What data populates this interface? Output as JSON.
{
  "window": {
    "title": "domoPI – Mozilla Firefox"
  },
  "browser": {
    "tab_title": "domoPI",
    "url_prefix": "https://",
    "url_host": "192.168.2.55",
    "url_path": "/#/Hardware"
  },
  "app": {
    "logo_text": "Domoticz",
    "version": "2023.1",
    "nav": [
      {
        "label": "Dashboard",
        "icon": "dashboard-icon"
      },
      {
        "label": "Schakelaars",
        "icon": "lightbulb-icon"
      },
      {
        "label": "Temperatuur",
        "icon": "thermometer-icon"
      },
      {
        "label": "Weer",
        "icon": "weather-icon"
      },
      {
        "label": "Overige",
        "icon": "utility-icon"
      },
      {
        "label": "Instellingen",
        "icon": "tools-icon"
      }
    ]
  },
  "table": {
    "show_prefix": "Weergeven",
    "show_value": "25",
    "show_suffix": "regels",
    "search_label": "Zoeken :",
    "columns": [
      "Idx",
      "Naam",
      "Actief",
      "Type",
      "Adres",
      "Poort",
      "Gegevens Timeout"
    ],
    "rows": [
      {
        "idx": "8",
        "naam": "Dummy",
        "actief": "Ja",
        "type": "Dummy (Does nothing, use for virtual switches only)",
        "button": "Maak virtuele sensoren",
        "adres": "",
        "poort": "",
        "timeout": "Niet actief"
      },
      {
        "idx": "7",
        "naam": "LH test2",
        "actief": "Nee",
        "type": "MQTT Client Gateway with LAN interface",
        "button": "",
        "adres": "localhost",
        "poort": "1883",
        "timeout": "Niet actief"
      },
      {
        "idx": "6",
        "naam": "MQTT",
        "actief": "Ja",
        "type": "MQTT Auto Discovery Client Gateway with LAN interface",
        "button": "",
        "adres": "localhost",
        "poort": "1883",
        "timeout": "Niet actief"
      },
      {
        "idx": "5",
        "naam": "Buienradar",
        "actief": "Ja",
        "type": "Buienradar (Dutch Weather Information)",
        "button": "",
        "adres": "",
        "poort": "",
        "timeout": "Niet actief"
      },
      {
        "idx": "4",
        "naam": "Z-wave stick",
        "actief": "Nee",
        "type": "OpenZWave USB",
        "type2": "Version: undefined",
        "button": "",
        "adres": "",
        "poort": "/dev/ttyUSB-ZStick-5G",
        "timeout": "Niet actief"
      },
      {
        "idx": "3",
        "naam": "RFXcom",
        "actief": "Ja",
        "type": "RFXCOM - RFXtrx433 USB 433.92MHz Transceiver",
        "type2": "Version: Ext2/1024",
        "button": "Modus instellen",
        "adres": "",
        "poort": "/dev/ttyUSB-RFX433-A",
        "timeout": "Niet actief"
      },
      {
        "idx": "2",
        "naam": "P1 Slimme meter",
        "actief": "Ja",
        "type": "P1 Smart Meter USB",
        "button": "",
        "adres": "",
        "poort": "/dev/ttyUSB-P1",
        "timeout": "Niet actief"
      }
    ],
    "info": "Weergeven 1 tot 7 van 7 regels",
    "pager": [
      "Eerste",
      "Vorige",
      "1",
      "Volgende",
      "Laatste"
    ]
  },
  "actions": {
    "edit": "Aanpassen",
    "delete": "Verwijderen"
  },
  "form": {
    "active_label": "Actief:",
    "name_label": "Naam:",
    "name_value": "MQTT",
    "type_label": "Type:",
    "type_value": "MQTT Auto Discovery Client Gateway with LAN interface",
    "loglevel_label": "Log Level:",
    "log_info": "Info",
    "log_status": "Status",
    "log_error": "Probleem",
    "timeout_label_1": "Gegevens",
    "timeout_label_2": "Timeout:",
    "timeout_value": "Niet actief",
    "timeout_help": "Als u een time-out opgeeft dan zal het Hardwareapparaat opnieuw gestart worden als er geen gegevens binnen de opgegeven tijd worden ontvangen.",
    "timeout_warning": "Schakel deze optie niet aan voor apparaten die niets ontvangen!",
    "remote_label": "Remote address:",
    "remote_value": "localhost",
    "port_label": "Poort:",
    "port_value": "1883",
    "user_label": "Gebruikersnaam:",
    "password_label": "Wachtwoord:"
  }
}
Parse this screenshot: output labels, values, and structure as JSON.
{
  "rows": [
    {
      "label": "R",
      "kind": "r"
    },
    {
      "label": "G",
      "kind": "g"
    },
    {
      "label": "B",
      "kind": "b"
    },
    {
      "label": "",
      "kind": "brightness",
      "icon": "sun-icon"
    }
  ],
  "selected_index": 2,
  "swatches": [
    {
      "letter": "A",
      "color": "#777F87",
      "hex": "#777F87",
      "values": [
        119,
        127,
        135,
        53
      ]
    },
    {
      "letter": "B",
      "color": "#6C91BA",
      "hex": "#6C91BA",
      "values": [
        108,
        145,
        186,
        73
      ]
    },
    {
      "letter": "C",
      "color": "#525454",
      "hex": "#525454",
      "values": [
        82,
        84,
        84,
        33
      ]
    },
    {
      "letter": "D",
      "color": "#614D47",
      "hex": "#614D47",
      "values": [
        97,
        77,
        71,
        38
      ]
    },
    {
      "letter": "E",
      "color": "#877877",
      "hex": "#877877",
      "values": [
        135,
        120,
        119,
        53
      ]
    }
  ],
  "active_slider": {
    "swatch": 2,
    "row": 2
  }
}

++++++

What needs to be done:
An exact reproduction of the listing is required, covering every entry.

Result of the task:
What data populates this interface? Output as JSON.
{
  "window": {
    "title": "domoPI – Mozilla Firefox"
  },
  "browser": {
    "tab_title": "domoPI",
    "url_prefix": "https://",
    "url_host": "192.168.2.55",
    "url_path": "/#/Hardware"
  },
  "app": {
    "logo_text": "Domoticz",
    "version": "2023.1",
    "nav": [
      {
        "label": "Dashboard",
        "icon": "dashboard-icon"
      },
      {
        "label": "Schakelaars",
        "icon": "lightbulb-icon"
      },
      {
        "label": "Temperatuur",
        "icon": "thermometer-icon"
      },
      {
        "label": "Weer",
        "icon": "weather-icon"
      },
      {
        "label": "Overige",
        "icon": "utility-icon"
      },
      {
        "label": "Instellingen",
        "icon": "tools-icon"
      }
    ]
  },
  "table": {
    "show_prefix": "Weergeven",
    "show_value": "25",
    "show_suffix": "regels",
    "search_label": "Zoeken :",
    "columns": [
      "Idx",
      "Naam",
      "Actief",
      "Type",
      "Adres",
      "Poort",
      "Gegevens Timeout"
    ],
    "rows": [
      {
        "idx": "8",
        "naam": "Dummy",
        "actief": "Ja",
        "type": "Dummy (Does nothing, use for virtual switches only)",
        "button": "Maak virtuele sensoren",
        "adres": "",
        "poort": "",
        "timeout": "Niet actief"
      },
      {
        "idx": "7",
        "naam": "LH test2",
        "actief": "Nee",
        "type": "MQTT Client Gateway with LAN interface",
        "button": "",
        "adres": "localhost",
        "poort": "1883",
        "timeout": "Niet actief"
      },
      {
        "idx": "6",
        "naam": "MQTT",
        "actief": "Ja",
        "type": "MQTT Auto Discovery Client Gateway with LAN interface",
        "button": "",
        "adres": "localhost",
        "poort": "1883",
        "timeout": "Niet actief"
      },
      {
        "idx": "5",
        "naam": "Buienradar",
        "actief": "Ja",
        "type": "Buienradar (Dutch Weather Information)",
        "button": "",
        "adres": "",
        "poort": "",
        "timeout": "Niet actief"
      },
      {
        "idx": "4",
        "naam": "Z-wave stick",
        "actief": "Nee",
        "type": "OpenZWave USB",
        "type2": "Version: undefined",
        "button": "",
        "adres": "",
        "poort": "/dev/ttyUSB-ZStick-5G",
        "timeout": "Niet actief"
      },
      {
        "idx": "3",
        "naam": "RFXcom",
        "actief": "Ja",
        "type": "RFXCOM - RFXtrx433 USB 433.92MHz Transceiver",
        "type2": "Version: Ext2/1024",
        "button": "Modus instellen",
        "adres": "",
        "poort": "/dev/ttyUSB-RFX433-A",
        "timeout": "Niet actief"
      },
      {
        "idx": "2",
        "naam": "P1 Slimme meter",
        "actief": "Ja",
        "type": "P1 Smart Meter USB",
        "button": "",
        "adres": "",
        "poort": "/dev/ttyUSB-P1",
        "timeout": "Niet actief"
      }
    ],
    "info": "Weergeven 1 tot 7 van 7 regels",
    "pager": [
      "Eerste",
      "Vorige",
      "1",
      "Volgende",
      "Laatste"
    ]
  },
  "actions": {
    "edit": "Aanpassen",
    "delete": "Verwijderen"
  },
  "form": {
    "active_label": "Actief:",
    "name_label": "Naam:",
    "name_value": "MQTT",
    "type_label": "Type:",
    "type_value": "MQTT Auto Discovery Client Gateway with LAN interface",
    "loglevel_label": "Log Level:",
    "log_info": "Info",
    "log_status": "Status",
    "log_error": "Probleem",
    "timeout_label_1": "Gegevens",
    "timeout_label_2": "Timeout:",
    "timeout_value": "Niet actief",
    "timeout_help": "Als u een time-out opgeeft dan zal het Hardwareapparaat opnieuw gestart worden als er geen gegevens binnen de opgegeven tijd worden ontvangen.",
    "timeout_warning": "Schakel deze optie niet aan voor apparaten die niets ontvangen!",
    "remote_label": "Remote address:",
    "remote_value": "localhost",
    "port_label": "Poort:",
    "port_value": "1883",
    "user_label": "Gebruikersnaam:",
    "password_label": "Wachtwoord:"
  }
}
Parse this screenshot: output labels, values, and structure as JSON.
{
  "rows": [
    {
      "label": "R",
      "kind": "r"
    },
    {
      "label": "G",
      "kind": "g"
    },
    {
      "label": "B",
      "kind": "b"
    },
    {
      "label": "",
      "kind": "brightness",
      "icon": "sun-icon"
    }
  ],
  "selected_index": 2,
  "swatches": [
    {
      "letter": "A",
      "color": "#777F87",
      "hex": "#777F87",
      "values": [
        119,
        127,
        135,
        53
      ]
    },
    {
      "letter": "B",
      "color": "#6C91BA",
      "hex": "#6C91BA",
      "values": [
        108,
        145,
        186,
        73
      ]
    },
    {
      "letter": "C",
      "color": "#525454",
      "hex": "#525454",
      "values": [
        82,
        84,
        84,
        33
      ]
    },
    {
      "letter": "D",
      "color": "#614D47",
      "hex": "#614D47",
      "values": [
        97,
        77,
        71,
        38
      ]
    },
    {
      "letter": "E",
      "color": "#877877",
      "hex": "#877877",
      "values": [
        135,
        120,
        119,
        53
      ]
    }
  ],
  "active_slider": {
    "swatch": 2,
    "row": 2
  }
}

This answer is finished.